| Your assignment |
The entries below should be repeated exactly, with no pictures carried over.

| Provided records |
#####

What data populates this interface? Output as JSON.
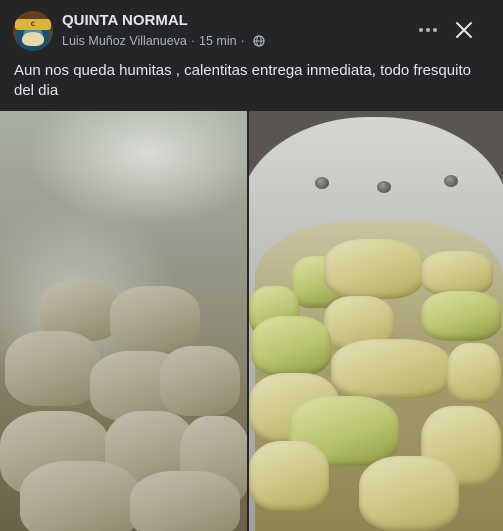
{
  "post": {
    "group_name": "QUINTA NORMAL",
    "author": "Luis Muñoz Villanueva",
    "separator": "·",
    "time": "15 min",
    "privacy_icon": "globe-icon",
    "text": "Aun nos queda humitas , calentitas entrega inmediata, todo fresquito del dia",
    "avatar_badge_text": "C"
  },
  "actions": {
    "more_icon": "more-horizontal-icon",
    "close_icon": "close-icon"
  },
  "colors": {
    "background": "#242526",
    "text_primary": "#e4e6eb",
    "text_secondary": "#b0b3b8"
  },
  "photos": [
    {
      "name": "humitas-steaming-photo"
    },
    {
      "name": "humitas-pot-photo"
    }
  ]
}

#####

| Response to the exercise |
What data populates this interface? Output as JSON.
{
  "post": {
    "group_name": "QUINTA NORMAL",
    "author": "Luis Muñoz Villanueva",
    "separator": "·",
    "time": "15 min",
    "privacy_icon": "globe-icon",
    "text": "Aun nos queda humitas , calentitas entrega inmediata, todo fresquito del dia",
    "avatar_badge_text": "C"
  },
  "actions": {
    "more_icon": "more-horizontal-icon",
    "close_icon": "close-icon"
  },
  "colors": {
    "background": "#242526",
    "text_primary": "#e4e6eb",
    "text_secondary": "#b0b3b8"
  },
  "photos": [
    {
      "name": "humitas-steaming-photo"
    },
    {
      "name": "humitas-pot-photo"
    }
  ]
}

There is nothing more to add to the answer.